2) Know your boundaries: Graduate school is a marathon, not a sprint. Decide and communicate up front what you are responsible for and how far outside your lane you are willing to go to aid your collaborator in their duties. There will of course be times where you must step in and help each other out to meet a common goal, but be careful to not overstep your bounds. A polite friendship with your colleagues can make the project enjoyable and productive, but hurt feelings are a sure-fire way to breed distrust.
If the worst happens:
Even with the best laid plans, experiments will go wrong and tempers will start to flare. The first step is to try to resolve the situation on your own – teamwork is a lot of learning how to work effectively with people who think differently from you.
1) Be professional: Even if you’re at your wits end and feel you have been wronged, remain calm. You can only reach a mutual resolution through communication, which is difficult to do if you let your anger get the best of you. Try to understand where the other person is coming from and empathize. This doesn’t mean you should ignore the cause of the problem, but save that anger for venting to a few trusted friends.

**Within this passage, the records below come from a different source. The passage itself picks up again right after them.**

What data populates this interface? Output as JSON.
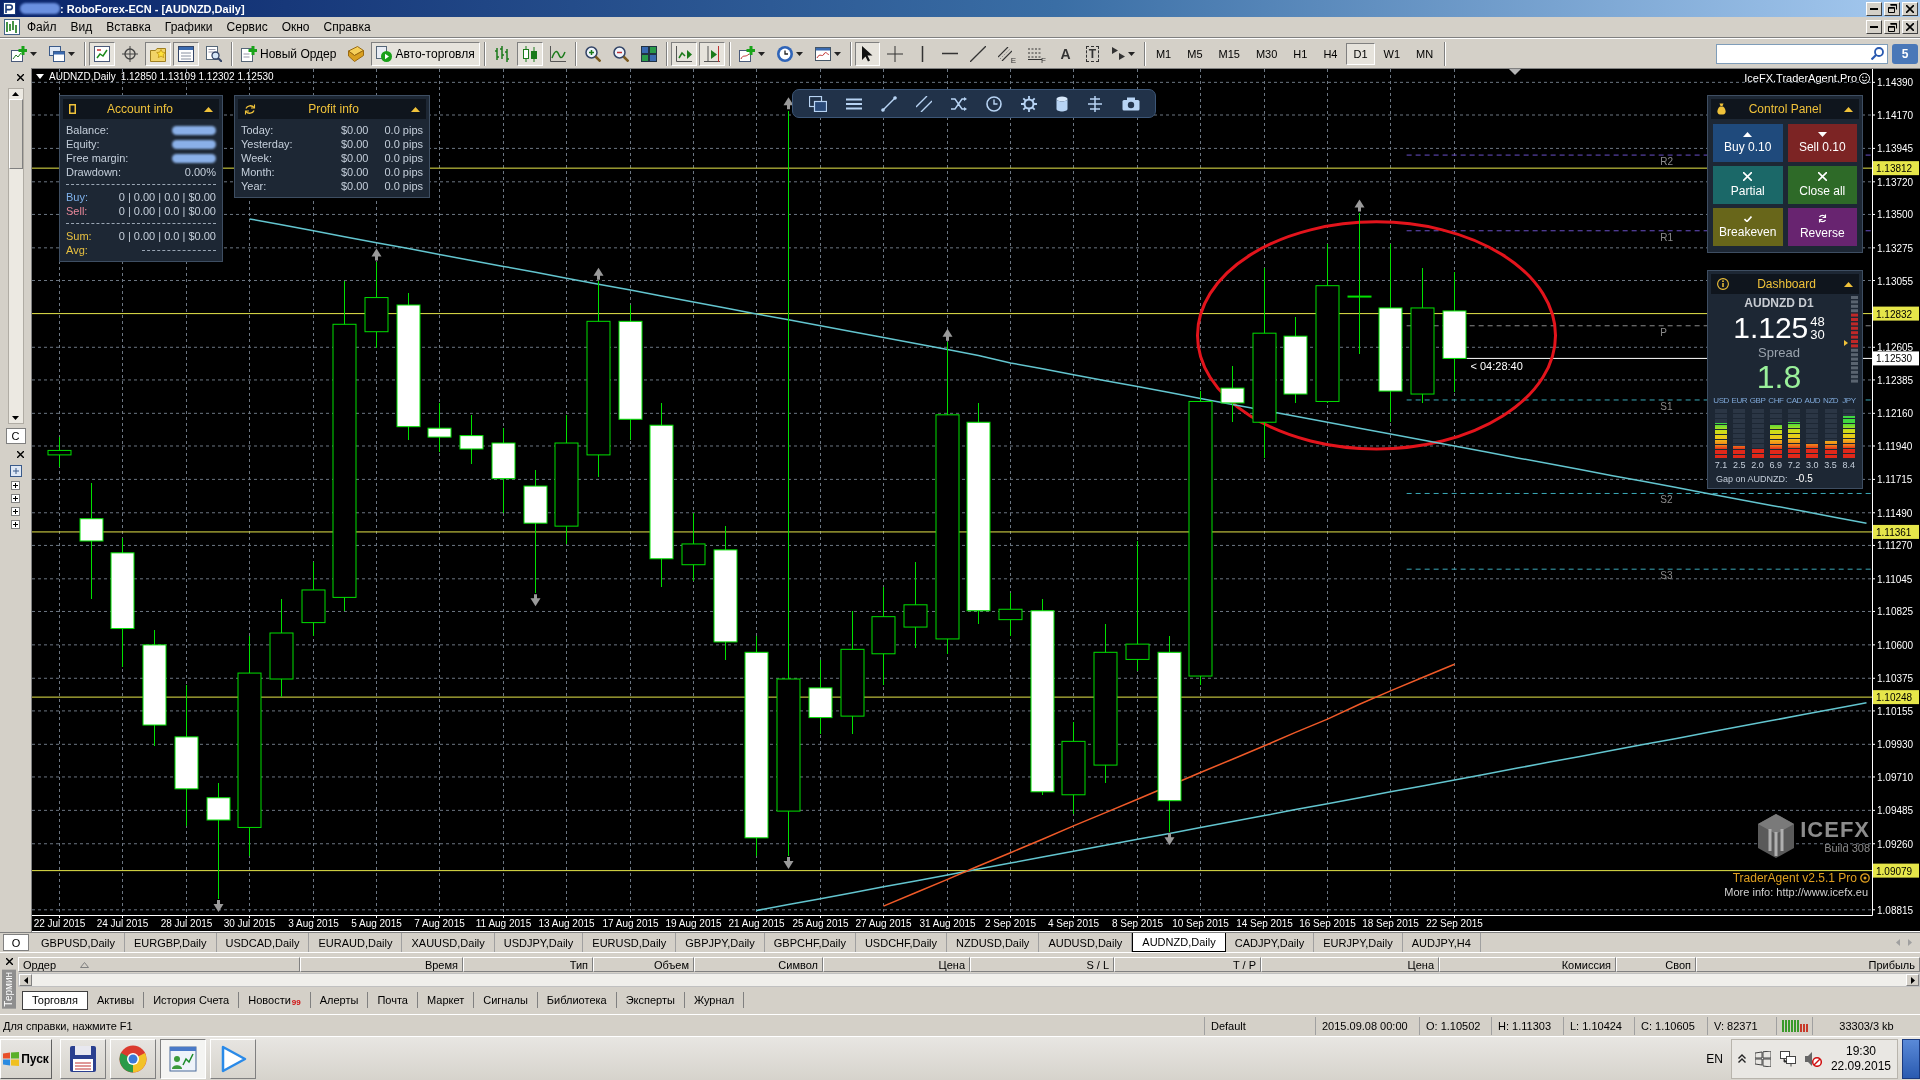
{
  "window": {
    "title": ": RoboForex-ECN - [AUDNZD,Daily]",
    "account_hidden": true
  },
  "menu": [
    "Файл",
    "Вид",
    "Вставка",
    "Графики",
    "Сервис",
    "Окно",
    "Справка"
  ],
  "toolbar": {
    "groups": [
      [
        {
          "kind": "icon",
          "dropdown": true,
          "pressed": false
        },
        {
          "kind": "icon",
          "dropdown": true,
          "pressed": false
        }
      ],
      [
        {
          "kind": "icon",
          "pressed": true
        },
        {
          "kind": "icon",
          "pressed": false
        },
        {
          "kind": "icon",
          "pressed": true
        },
        {
          "kind": "icon",
          "pressed": true
        },
        {
          "kind": "icon",
          "pressed": false
        }
      ],
      [
        {
          "kind": "text",
          "label": "Новый Ордер",
          "pressed": false
        },
        {
          "kind": "icon",
          "pressed": false
        },
        {
          "kind": "text",
          "label": "Авто-торговля",
          "pressed": true
        }
      ],
      [
        {
          "kind": "icon",
          "pressed": false
        },
        {
          "kind": "icon",
          "pressed": true
        },
        {
          "kind": "icon",
          "pressed": false
        }
      ],
      [
        {
          "kind": "icon",
          "pressed": false
        },
        {
          "kind": "icon",
          "pressed": false
        },
        {
          "kind": "icon",
          "pressed": false
        }
      ],
      [
        {
          "kind": "icon",
          "pressed": true
        },
        {
          "kind": "icon",
          "pressed": true
        }
      ],
      [
        {
          "kind": "icon",
          "dropdown": true,
          "pressed": false
        },
        {
          "kind": "icon",
          "dropdown": true,
          "pressed": false
        },
        {
          "kind": "icon",
          "dropdown": true,
          "pressed": false
        }
      ],
      [
        {
          "kind": "icon",
          "pressed": true
        },
        {
          "kind": "icon",
          "pressed": false
        },
        {
          "kind": "icon",
          "pressed": false
        },
        {
          "kind": "icon",
          "pressed": false
        },
        {
          "kind": "icon",
          "pressed": false
        },
        {
          "kind": "icon",
          "glyph": "E",
          "pressed": false
        },
        {
          "kind": "icon",
          "glyph": "F",
          "pressed": false
        },
        {
          "kind": "glyph",
          "glyph": "A",
          "pressed": false
        },
        {
          "kind": "glyph",
          "glyph": "T",
          "framed": true,
          "pressed": false
        },
        {
          "kind": "icon",
          "dropdown": true,
          "pressed": false
        }
      ]
    ],
    "timeframes": [
      {
        "label": "M1",
        "selected": false
      },
      {
        "label": "M5",
        "selected": false
      },
      {
        "label": "M15",
        "selected": false
      },
      {
        "label": "M30",
        "selected": false
      },
      {
        "label": "H1",
        "selected": false
      },
      {
        "label": "H4",
        "selected": false
      },
      {
        "label": "D1",
        "selected": true
      },
      {
        "label": "W1",
        "selected": false
      },
      {
        "label": "MN",
        "selected": false
      }
    ],
    "notifications": "5"
  },
  "left_panel": {
    "upper_tab": "С",
    "tree": [
      {
        "expanded": false
      },
      {
        "expanded": false
      },
      {
        "expanded": false
      },
      {
        "expanded": false
      }
    ],
    "lower_tab": "О"
  },
  "chart": {
    "symbol": "AUDNZD,Daily",
    "quote": "1.12850 1.13109 1.12302 1.12530",
    "expert": "IceFX.TraderAgent.Pro",
    "account_info": {
      "title": "Account info",
      "rows": [
        {
          "label": "Balance:",
          "hidden": true
        },
        {
          "label": "Equity:",
          "hidden": true
        },
        {
          "label": "Free margin:",
          "hidden": true
        },
        {
          "label": "Drawdown:",
          "value": "0.00%",
          "hidden": false
        }
      ],
      "positions": [
        {
          "kind": "buy",
          "label": "Buy:",
          "value": "0 | 0.00 | 0.0 | $0.00"
        },
        {
          "kind": "sell",
          "label": "Sell:",
          "value": "0 | 0.00 | 0.0 | $0.00"
        }
      ],
      "totals": [
        {
          "kind": "sum",
          "label": "Sum:",
          "value": "0 | 0.00 | 0.0 | $0.00"
        },
        {
          "kind": "avg",
          "label": "Avg:"
        }
      ]
    },
    "profit_info": {
      "title": "Profit info",
      "rows": [
        {
          "label": "Today:",
          "amount": "$0.00",
          "pips": "0.0 pips"
        },
        {
          "label": "Yesterday:",
          "amount": "$0.00",
          "pips": "0.0 pips"
        },
        {
          "label": "Week:",
          "amount": "$0.00",
          "pips": "0.0 pips"
        },
        {
          "label": "Month:",
          "amount": "$0.00",
          "pips": "0.0 pips"
        },
        {
          "label": "Year:",
          "amount": "$0.00",
          "pips": "0.0 pips"
        }
      ]
    },
    "control_panel": {
      "title": "Control Panel",
      "buttons": [
        {
          "kind": "buy",
          "label": "Buy 0.10",
          "color": "#1f4a7c"
        },
        {
          "kind": "sell",
          "label": "Sell 0.10",
          "color": "#7c2424"
        },
        {
          "kind": "partial",
          "label": "Partial",
          "color": "#1b6868"
        },
        {
          "kind": "close",
          "label": "Close all",
          "color": "#2e6a28"
        },
        {
          "kind": "breakeven",
          "label": "Breakeven",
          "color": "#68661a"
        },
        {
          "kind": "reverse",
          "label": "Reverse",
          "color": "#682470"
        }
      ]
    },
    "dashboard": {
      "title": "Dashboard",
      "symbol": "AUDNZD D1",
      "price": "1.125",
      "ask_digits": "48",
      "bid_digits": "30",
      "spread_label": "Spread",
      "spread": "1.8",
      "strength": [
        {
          "currency": "USD",
          "value": "7.1",
          "level": 0.71
        },
        {
          "currency": "EUR",
          "value": "2.5",
          "level": 0.25
        },
        {
          "currency": "GBP",
          "value": "2.0",
          "level": 0.2
        },
        {
          "currency": "CHF",
          "value": "6.9",
          "level": 0.69
        },
        {
          "currency": "CAD",
          "value": "7.2",
          "level": 0.72
        },
        {
          "currency": "AUD",
          "value": "3.0",
          "level": 0.3
        },
        {
          "currency": "NZD",
          "value": "3.5",
          "level": 0.35
        },
        {
          "currency": "JPY",
          "value": "8.4",
          "level": 0.84
        }
      ],
      "gap_label": "Gap on AUDNZD:",
      "gap": "-0.5"
    },
    "branding": {
      "logo": "ICEFX",
      "build": "Build 308",
      "version": "TraderAgent v2.5.1 Pro",
      "info": "More info: http://www.icefx.eu"
    },
    "chart_data": [
      {
        "type": "candlestick",
        "categories": [
          "22 Jul 2015",
          null,
          "24 Jul 2015",
          null,
          "28 Jul 2015",
          null,
          "30 Jul 2015",
          null,
          "3 Aug 2015",
          null,
          "5 Aug 2015",
          null,
          "7 Aug 2015",
          null,
          "11 Aug 2015",
          null,
          "13 Aug 2015",
          null,
          "17 Aug 2015",
          null,
          "19 Aug 2015",
          null,
          "21 Aug 2015",
          null,
          "25 Aug 2015",
          null,
          "27 Aug 2015",
          null,
          "31 Aug 2015",
          null,
          "2 Sep 2015",
          null,
          "4 Sep 2015",
          null,
          "8 Sep 2015",
          null,
          "10 Sep 2015",
          null,
          "14 Sep 2015",
          null,
          "16 Sep 2015",
          null,
          "18 Sep 2015",
          null,
          "22 Sep 2015",
          null,
          null,
          null,
          null,
          null,
          null,
          null,
          null,
          null,
          null,
          null,
          null,
          null
        ],
        "ohlc": [
          [
            1.1188,
            1.12,
            1.118,
            1.1191
          ],
          [
            1.1145,
            1.1169,
            1.1091,
            1.113
          ],
          [
            1.1122,
            1.1132,
            1.1045,
            1.1071
          ],
          [
            1.106,
            1.107,
            1.0992,
            1.1006
          ],
          [
            1.0998,
            1.1033,
            1.0938,
            1.0963
          ],
          [
            1.0957,
            1.0967,
            1.0889,
            1.0942
          ],
          [
            1.0937,
            1.1066,
            1.0918,
            1.1041
          ],
          [
            1.1037,
            1.1091,
            1.1025,
            1.1068
          ],
          [
            1.1075,
            1.1116,
            1.1066,
            1.1097
          ],
          [
            1.1092,
            1.1305,
            1.1083,
            1.1276
          ],
          [
            1.1271,
            1.1318,
            1.126,
            1.1294
          ],
          [
            1.1289,
            1.1297,
            1.1198,
            1.1207
          ],
          [
            1.1206,
            1.1223,
            1.119,
            1.12
          ],
          [
            1.1201,
            1.1215,
            1.1182,
            1.1192
          ],
          [
            1.1196,
            1.1206,
            1.1149,
            1.1172
          ],
          [
            1.1167,
            1.1178,
            1.1095,
            1.1142
          ],
          [
            1.114,
            1.1215,
            1.1128,
            1.1196
          ],
          [
            1.1188,
            1.1305,
            1.1173,
            1.1278
          ],
          [
            1.1278,
            1.1289,
            1.1198,
            1.1212
          ],
          [
            1.1208,
            1.1223,
            1.1099,
            1.1118
          ],
          [
            1.1114,
            1.1149,
            1.1103,
            1.1128
          ],
          [
            1.1124,
            1.114,
            1.105,
            1.1062
          ],
          [
            1.1055,
            1.1066,
            1.0918,
            1.093
          ],
          [
            1.0948,
            1.142,
            1.0918,
            1.1037
          ],
          [
            1.1031,
            1.105,
            1.1,
            1.1011
          ],
          [
            1.1012,
            1.1083,
            1.1,
            1.1057
          ],
          [
            1.1054,
            1.1099,
            1.1033,
            1.1079
          ],
          [
            1.1072,
            1.1116,
            1.1058,
            1.1087
          ],
          [
            1.1064,
            1.1264,
            1.1054,
            1.1215
          ],
          [
            1.121,
            1.1223,
            1.1074,
            1.1083
          ],
          [
            1.1077,
            1.1095,
            1.1066,
            1.1084
          ],
          [
            1.1083,
            1.1091,
            1.0959,
            1.0961
          ],
          [
            1.0959,
            1.1008,
            1.0946,
            1.0995
          ],
          [
            1.0979,
            1.1074,
            1.0967,
            1.1055
          ],
          [
            1.10502,
            1.11303,
            1.10424,
            1.10605
          ],
          [
            1.1055,
            1.1066,
            1.0934,
            1.0955
          ],
          [
            1.1039,
            1.1231,
            1.1033,
            1.1224
          ],
          [
            1.1233,
            1.1248,
            1.121,
            1.1223
          ],
          [
            1.121,
            1.1314,
            1.1186,
            1.127
          ],
          [
            1.1268,
            1.1281,
            1.1223,
            1.1229
          ],
          [
            1.1224,
            1.133,
            1.1223,
            1.1302
          ],
          [
            1.1295,
            1.1351,
            1.1256,
            1.1295
          ],
          [
            1.1287,
            1.133,
            1.121,
            1.1231
          ],
          [
            1.1229,
            1.1314,
            1.1223,
            1.1287
          ],
          [
            1.1285,
            1.13109,
            1.12302,
            1.1253
          ],
          null,
          null,
          null,
          null,
          null,
          null,
          null,
          null,
          null,
          null,
          null,
          null,
          null
        ],
        "series": [
          {
            "type": "line",
            "color": "#63c5cf",
            "values": [
              null,
              null,
              null,
              null,
              null,
              null,
              1.1347,
              1.1343,
              1.1339,
              1.1335,
              1.1331,
              1.1327,
              1.1323,
              1.1319,
              1.1315,
              1.1311,
              1.1307,
              1.1303,
              1.1299,
              1.1295,
              1.1291,
              1.1287,
              1.1283,
              1.1279,
              1.1275,
              1.1271,
              1.1267,
              1.1263,
              1.1259,
              1.1255,
              1.125,
              1.1246,
              1.1242,
              1.1238,
              1.1234,
              1.123,
              1.1226,
              1.1222,
              null,
              1.1214,
              1.121,
              1.1206,
              1.1202,
              1.1198,
              1.1194,
              1.119,
              1.1186,
              1.1182,
              1.1178,
              1.1174,
              1.117,
              1.1166,
              1.1162,
              1.1158,
              1.1154,
              1.115,
              1.1146,
              1.1142
            ]
          },
          {
            "type": "line",
            "color": "#63c5cf",
            "values": [
              null,
              null,
              null,
              null,
              null,
              null,
              null,
              null,
              null,
              null,
              null,
              null,
              null,
              null,
              null,
              null,
              null,
              null,
              null,
              null,
              null,
              null,
              1.0881,
              1.0885,
              1.0889,
              1.0893,
              1.0897,
              1.0901,
              1.0905,
              1.0909,
              1.0913,
              1.0917,
              1.0921,
              1.0925,
              1.0929,
              1.0933,
              1.0937,
              1.0941,
              1.0945,
              1.0949,
              1.0953,
              1.0957,
              1.0961,
              1.0965,
              1.0969,
              1.0973,
              1.0977,
              1.0981,
              1.0985,
              1.0989,
              1.0993,
              1.0997,
              1.1001,
              1.1005,
              1.1009,
              1.1013,
              1.1017,
              1.1021
            ]
          },
          {
            "type": "line",
            "color": "#f05a28",
            "values": [
              null,
              null,
              null,
              null,
              null,
              null,
              null,
              null,
              null,
              null,
              null,
              null,
              null,
              null,
              null,
              null,
              null,
              null,
              null,
              null,
              null,
              null,
              null,
              null,
              null,
              null,
              1.0884,
              1.0893,
              1.0902,
              1.0911,
              1.092,
              1.0929,
              1.0938,
              1.0947,
              1.0956,
              null,
              1.0974,
              1.0983,
              1.0992,
              1.1001,
              1.101,
              1.102,
              1.1029,
              1.1038,
              1.1047,
              null,
              null,
              null,
              null,
              null,
              null,
              null,
              null,
              null,
              null,
              null,
              null,
              null
            ]
          },
          {
            "type": "scatter",
            "color": "#9a9a9a",
            "values": [
              null,
              null,
              null,
              null,
              null,
              null,
              null,
              null,
              null,
              null,
              1.1323,
              null,
              null,
              null,
              null,
              null,
              null,
              1.131,
              null,
              null,
              null,
              null,
              null,
              1.1425,
              null,
              null,
              null,
              null,
              1.1269,
              null,
              null,
              null,
              null,
              null,
              null,
              null,
              null,
              null,
              null,
              null,
              null,
              1.1356,
              null,
              null,
              null,
              null,
              null,
              null,
              null,
              null,
              null,
              null,
              null,
              null,
              null,
              null,
              null,
              null
            ]
          },
          {
            "type": "scatter",
            "color": "#9a9a9a",
            "values": [
              null,
              null,
              null,
              null,
              null,
              1.0884,
              null,
              null,
              null,
              null,
              null,
              null,
              null,
              null,
              null,
              1.109,
              null,
              null,
              null,
              null,
              null,
              null,
              null,
              1.0913,
              null,
              null,
              null,
              null,
              null,
              null,
              null,
              null,
              null,
              null,
              null,
              1.0929,
              null,
              null,
              null,
              null,
              null,
              null,
              null,
              null,
              null,
              null,
              null,
              null,
              null,
              null,
              null,
              null,
              null,
              null,
              null,
              null,
              null,
              null
            ]
          }
        ],
        "ylim": [
          1.0878,
          1.1448
        ],
        "yticks": [
          {
            "value": 1.1439,
            "label": "1.14390"
          },
          {
            "value": 1.1417,
            "label": "1.14170"
          },
          {
            "value": 1.13945,
            "label": "1.13945"
          },
          {
            "value": 1.1372,
            "label": "1.13720"
          },
          {
            "value": 1.135,
            "label": "1.13500"
          },
          {
            "value": 1.13275,
            "label": "1.13275"
          },
          {
            "value": 1.13055,
            "label": "1.13055"
          },
          {
            "value": 1.12605,
            "label": "1.12605"
          },
          {
            "value": 1.12385,
            "label": "1.12385"
          },
          {
            "value": 1.1216,
            "label": "1.12160"
          },
          {
            "value": 1.1194,
            "label": "1.11940"
          },
          {
            "value": 1.11715,
            "label": "1.11715"
          },
          {
            "value": 1.1149,
            "label": "1.11490"
          },
          {
            "value": 1.1127,
            "label": "1.11270"
          },
          {
            "value": 1.11045,
            "label": "1.11045"
          },
          {
            "value": 1.10825,
            "label": "1.10825"
          },
          {
            "value": 1.106,
            "label": "1.10600"
          },
          {
            "value": 1.10375,
            "label": "1.10375"
          },
          {
            "value": 1.10155,
            "label": "1.10155"
          },
          {
            "value": 1.0993,
            "label": "1.09930"
          },
          {
            "value": 1.0971,
            "label": "1.09710"
          },
          {
            "value": 1.09485,
            "label": "1.09485"
          },
          {
            "value": 1.0926,
            "label": "1.09260"
          },
          {
            "value": 1.08815,
            "label": "1.08815"
          }
        ],
        "grid": true,
        "ref_lines": [
          {
            "axis": "y",
            "value": 1.13812,
            "label": "1.13812",
            "color": "#e6e64a",
            "line_style": "solid"
          },
          {
            "axis": "y",
            "value": 1.12832,
            "label": "1.12832",
            "color": "#e6e64a",
            "line_style": "solid"
          },
          {
            "axis": "y",
            "value": 1.1253,
            "label": "1.12530",
            "color": "#ffffff",
            "line_style": "solid"
          },
          {
            "axis": "y",
            "value": 1.11361,
            "label": "1.11361",
            "color": "#e6e64a",
            "line_style": "solid"
          },
          {
            "axis": "y",
            "value": 1.10248,
            "label": "1.10248",
            "color": "#e6e64a",
            "line_style": "solid"
          },
          {
            "axis": "y",
            "value": 1.09079,
            "label": "1.09079",
            "color": "#e6e64a",
            "line_style": "solid"
          },
          {
            "axis": "y",
            "value": 1.139,
            "label": "R2",
            "color": "#6a50c8",
            "line_style": "dashed"
          },
          {
            "axis": "y",
            "value": 1.1339,
            "label": "R1",
            "color": "#6a50c8",
            "line_style": "dashed"
          },
          {
            "axis": "y",
            "value": 1.1275,
            "label": "P",
            "color": "#8a8a8a",
            "line_style": "dashed"
          },
          {
            "axis": "y",
            "value": 1.1225,
            "label": "S1",
            "color": "#3aa8b8",
            "line_style": "dashed"
          },
          {
            "axis": "y",
            "value": 1.1162,
            "label": "S2",
            "color": "#3aa8b8",
            "line_style": "dashed"
          },
          {
            "axis": "y",
            "value": 1.1111,
            "label": "S3",
            "color": "#3aa8b8",
            "line_style": "dashed"
          }
        ],
        "annotations": [
          "< 04:28:40"
        ]
      }
    ]
  },
  "symbol_tabs": [
    {
      "label": "GBPUSD,Daily",
      "selected": false
    },
    {
      "label": "EURGBP,Daily",
      "selected": false
    },
    {
      "label": "USDCAD,Daily",
      "selected": false
    },
    {
      "label": "EURAUD,Daily",
      "selected": false
    },
    {
      "label": "XAUUSD,Daily",
      "selected": false
    },
    {
      "label": "USDJPY,Daily",
      "selected": false
    },
    {
      "label": "EURUSD,Daily",
      "selected": false
    },
    {
      "label": "GBPJPY,Daily",
      "selected": false
    },
    {
      "label": "GBPCHF,Daily",
      "selected": false
    },
    {
      "label": "USDCHF,Daily",
      "selected": false
    },
    {
      "label": "NZDUSD,Daily",
      "selected": false
    },
    {
      "label": "AUDUSD,Daily",
      "selected": false
    },
    {
      "label": "AUDNZD,Daily",
      "selected": true
    },
    {
      "label": "CADJPY,Daily",
      "selected": false
    },
    {
      "label": "EURJPY,Daily",
      "selected": false
    },
    {
      "label": "AUDJPY,H4",
      "selected": false
    }
  ],
  "terminal": {
    "title": "Термин",
    "columns": [
      {
        "label": "Ордер",
        "sorted": true
      },
      {
        "label": "Время",
        "sorted": false
      },
      {
        "label": "Тип",
        "sorted": false
      },
      {
        "label": "Объем",
        "sorted": false
      },
      {
        "label": "Символ",
        "sorted": false
      },
      {
        "label": "Цена",
        "sorted": false
      },
      {
        "label": "S / L",
        "sorted": false
      },
      {
        "label": "T / P",
        "sorted": false
      },
      {
        "label": "Цена",
        "sorted": false
      },
      {
        "label": "Комиссия",
        "sorted": false
      },
      {
        "label": "Своп",
        "sorted": false
      },
      {
        "label": "Прибыль",
        "sorted": false
      }
    ],
    "tabs": [
      {
        "label": "Торговля",
        "selected": true
      },
      {
        "label": "Активы",
        "selected": false
      },
      {
        "label": "История Счета",
        "selected": false
      },
      {
        "label": "Новости",
        "badge": "99",
        "selected": false
      },
      {
        "label": "Алерты",
        "selected": false
      },
      {
        "label": "Почта",
        "selected": false
      },
      {
        "label": "Маркет",
        "selected": false
      },
      {
        "label": "Сигналы",
        "selected": false
      },
      {
        "label": "Библиотека",
        "selected": false
      },
      {
        "label": "Эксперты",
        "selected": false
      },
      {
        "label": "Журнал",
        "selected": false
      }
    ]
  },
  "status_bar": {
    "help": "Для справки, нажмите F1",
    "profile": "Default",
    "bar_time": "2015.09.08 00:00",
    "open": "O: 1.10502",
    "high": "H: 1.11303",
    "low": "L: 1.10424",
    "close": "C: 1.10605",
    "volume": "V: 82371",
    "traffic": "33303/3 kb"
  },
  "taskbar": {
    "start": "Пуск",
    "apps": [
      {
        "selected": false
      },
      {
        "selected": false
      },
      {
        "selected": true
      },
      {
        "selected": false
      }
    ],
    "language": "EN",
    "time": "19:30",
    "date": "22.09.2015"
  }
}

2) Document everything: Keep a good lab notebook of experiments, dates, and outcomes so that you can back up disagreements with facts. This includes keeping track of protocol and regulation compliance. If there are disagreements that were particularly hectic, make notes in a personal notebook of exactly what the issue was, ways you tried to resolve it, and the facts surrounding the interaction.
3) Elevate the situation appropriately: Assuming you’ve tried and failed to resolve the conflict yourself, the next step is to make your advisor aware of the situation. Remain professional and refer to your notes to fill him/her in on what happened, how the disagreement has been handled so far, and suggest appropriate paths forward. Having your advisor in the loop is key to maintaining the trust you’ve built and allows them to approach the problem fully informed. If you feel the issues go further than your advisor, continue up the chain of command with the same professionalism and clarity, documenting the whole way.
4) Enact a self-care regimen: Dealing with these tough situations is extremely stressful and you will need an outlet for venting your frustrations. Find a fun way to relax - meditate, hang out with friends, or burn off some excess energy. Most importantly, don’t be afraid to seek professional help. You may think your problem is small in the grand scheme of things, but these sorts of situations hang around longer than you might think and can grow into something larger like the grad school blues if they are left unchecked. Your school likely has people trained to deal with exactly these situations, reach out to them.
Collaborations can be tough to manage, particularly as a graduate student, but can also be extremely rewarding when done right. Have you ever been in a collaboration gone wrong? What do you wish you had known going in?
[Image by Flickr user Urs Steiner and used under Creative Commons licensing.]